This one surprised me by not disappointing me. I’ve always been interested in politics and in this election year, I was drawn to reading more about a Christian approach to politics. Like many, I’ve grown increasingly frustrated with the troubling relationship between evangelicalism and politics. But other books I picked up and articles I read on this topic didn’t go deep enough and missed their opportunity to use this long-form medium to detail the nuances that don’t translate as well through social media and articles. The Liturgy of Politics actually has depth, and draws biblical, sensible connections between spiritual formation and political engagement.

4. Salvage the Bones by Jesymn Ward

Genre: Fiction – Contemporary, Southern, African American

This was just so, so good. And by “good,” I mean distressing, brutal, moving, and Jesmyn Ward at her best. Before I even finished it, I knew it was easily in the top three best books I’d read this year. It covered a family’s preparation for Hurricane Katrina through the eyes of a pregnant fourteen-year-old in such stirring detail. It set palpable scenes with themes of poverty, alcoholism, and both heartwarming and troubled family bonds. It’s the kind of book you escape into. And although it was a rough ride, Salvage the Bones left me impressed with not only its excellent prose and character development but the way it made me feel many things deeply. I closed it at the end and said, “Wow.” I was already a big fan of Jesmyn Ward but Salvage the Bones is now my favorite by her.

5. Here For It by R. Eric Thomas

Genre: Nonfiction – Essays

Here For It was another surprise. I didn’t expect to love it as much as I did.

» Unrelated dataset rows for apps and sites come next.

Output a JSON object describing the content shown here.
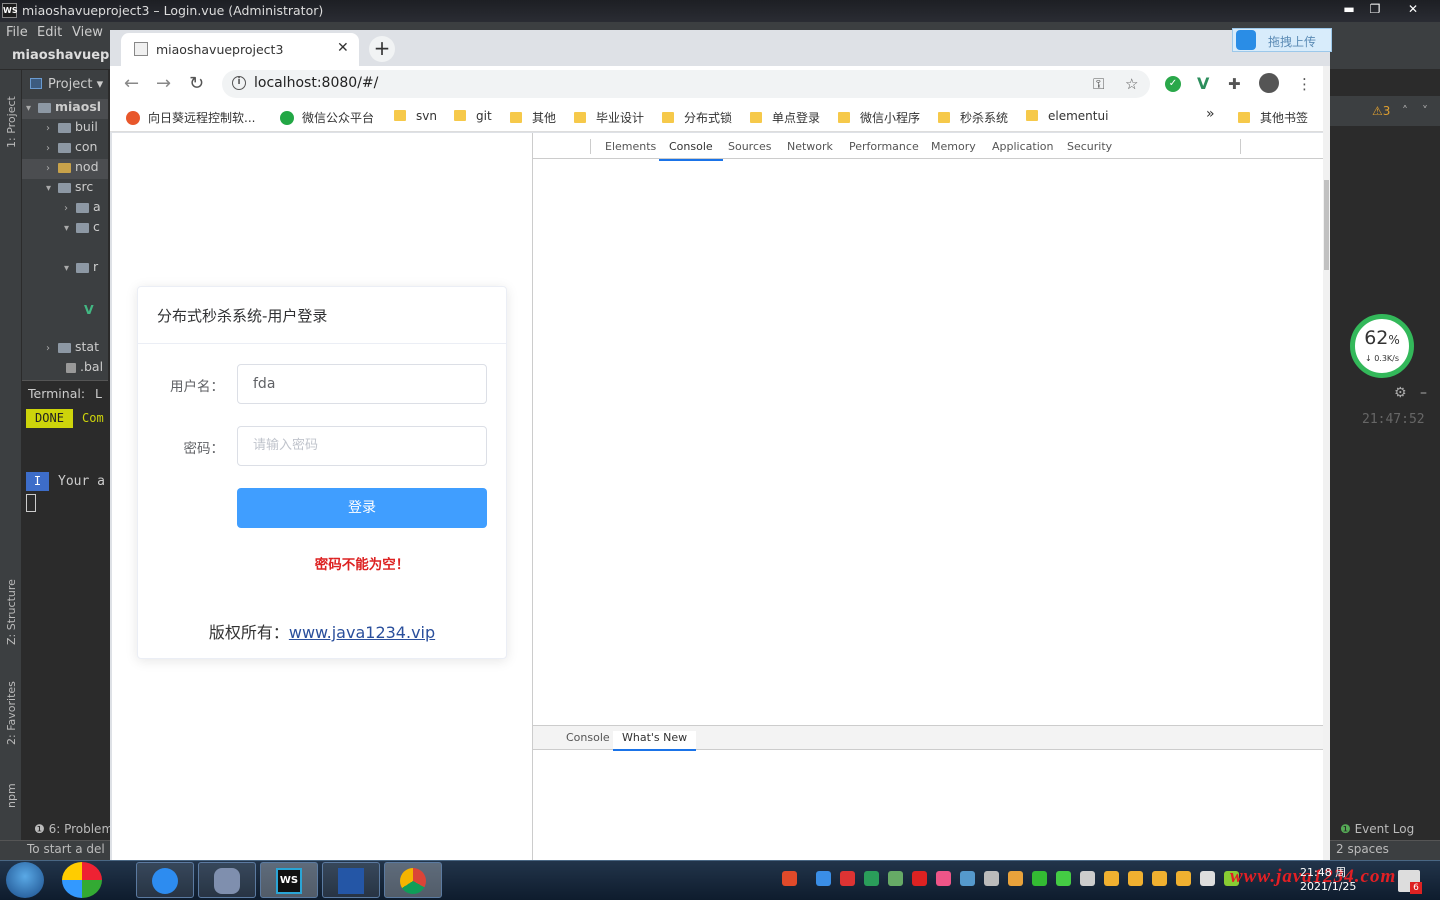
{
  "ide": {
    "title_icon": "WS",
    "window_title": "miaoshavueproject3 – Login.vue (Administrator)",
    "menu": [
      "File",
      "Edit",
      "View"
    ],
    "project_name": "miaoshavuepro",
    "project_header": "Project",
    "sidebar_labels": {
      "project": "1: Project",
      "structure": "Z: Structure",
      "favorites": "2: Favorites",
      "npm": "npm"
    },
    "tree": [
      {
        "arrow": "▾",
        "label": "miaosl"
      },
      {
        "arrow": "›",
        "label": "buil"
      },
      {
        "arrow": "›",
        "label": "con"
      },
      {
        "arrow": "›",
        "label": "nod"
      },
      {
        "arrow": "▾",
        "label": "src"
      },
      {
        "arrow": "›",
        "label": "a"
      },
      {
        "arrow": "▾",
        "label": "c"
      },
      {
        "arrow": "▾",
        "label": "r"
      },
      {
        "arrow": "›",
        "label": "stat"
      },
      {
        "arrow": "",
        "label": ".bal"
      }
    ],
    "terminal_label": "Terminal:",
    "terminal_tab": "L",
    "done_badge": "DONE",
    "done_text": "Com",
    "info_badge": "I",
    "info_text": "Your a",
    "problems": "6: Problem",
    "status_text": "To start a del",
    "warning_count": "3",
    "timestamp": "21:47:52",
    "event_log": "Event Log",
    "indent": "2 spaces"
  },
  "speed_widget": {
    "percent": "62",
    "unit": "%",
    "rate": "0.3K/s"
  },
  "baidu_widget": {
    "text": "拖拽上传"
  },
  "browser": {
    "tab_title": "miaoshavueproject3",
    "url": "localhost:8080/#/",
    "bookmarks": [
      {
        "label": "向日葵远程控制软...",
        "kind": "dot",
        "color": "#e8572b"
      },
      {
        "label": "微信公众平台",
        "kind": "dot",
        "color": "#22a745"
      },
      {
        "label": "svn",
        "kind": "folder"
      },
      {
        "label": "git",
        "kind": "folder"
      },
      {
        "label": "其他",
        "kind": "folder"
      },
      {
        "label": "毕业设计",
        "kind": "folder"
      },
      {
        "label": "分布式锁",
        "kind": "folder"
      },
      {
        "label": "单点登录",
        "kind": "folder"
      },
      {
        "label": "微信小程序",
        "kind": "folder"
      },
      {
        "label": "秒杀系统",
        "kind": "folder"
      },
      {
        "label": "elementui",
        "kind": "folder"
      }
    ],
    "more_bookmarks": "»",
    "other_bookmarks": "其他书签"
  },
  "login": {
    "title": "分布式秒杀系统-用户登录",
    "username_label": "用户名：",
    "username_value": "fda",
    "password_label": "密码：",
    "password_placeholder": "请输入密码",
    "login_button": "登录",
    "error": "密码不能为空！",
    "copyright_prefix": "版权所有：",
    "copyright_link": "www.java1234.vip"
  },
  "devtools": {
    "tabs": [
      "Elements",
      "Console",
      "Sources",
      "Network",
      "Performance",
      "Memory",
      "Application",
      "Security"
    ],
    "active_tab": "Console",
    "drawer_tabs": [
      "Console",
      "What's New"
    ],
    "drawer_active": "What's New"
  },
  "taskbar": {
    "time": "21:48 周",
    "date": "2021/1/25",
    "watermark": "www.java1234.com",
    "notification_count": "6"
  }
}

To put it simply, it’s a memoir-in-essays and it’s hilarious. I laughed out loud many times and enjoyed reading about Thomas’ journey. He wrestled with questions of faith, sexuality, adulthood, Blackness, career, etc. and wrote about it excellently. I can see myself returning to this book for a laugh or for essay writing inspiration.

6. Hood Feminism by Mikki Kendall

Genre: Nonfiction – Essays

Last by not least, yet another surprise. I had no intention to read this book even though I saw all the five-star reviews. Feminism can be such a loaded and controversial term in some of the Christian circles I run in and with this book being what I assumed was about Black women and feminism, I honestly didn’t think I had anything to learn from it. I enjoy controversy and I’m capable of coming to my own conclusions re: faith and feminism, but I just wasn’t interested in the book.

And then a friend of mine raved about it and insisted that I read it. I borrowed her copy and discovered that I hadn’t been more wrong all year. Hood Feminism isn’t exactly about feminism at all. It’s a searing indictment on the mainstream feminist movement and all the many ways it has failed to recognize how many of the issues that affect Black women and our communities disproportionately (food insecurity, access to quality education, medical care, etc.) are feminist issues. It’s not about convicing anyone to wear the feminist label, but about the “glaring blind spot,” as the book’s description calls it, that feminists tend to have when it comes to important social justice issues and their intersection with and impact on Black women. I learned a lot from this brilliant collection.

That’s it!

To see my reviews all year, follow my Bookstagram (books Instagram) account and add me on Goodreads.

To see all the rest of the books I read in 2020, click here.

For my favorite books of 2019, click here.

For my favorite books of 2018, click here.

For my favorite books of 2017, click here.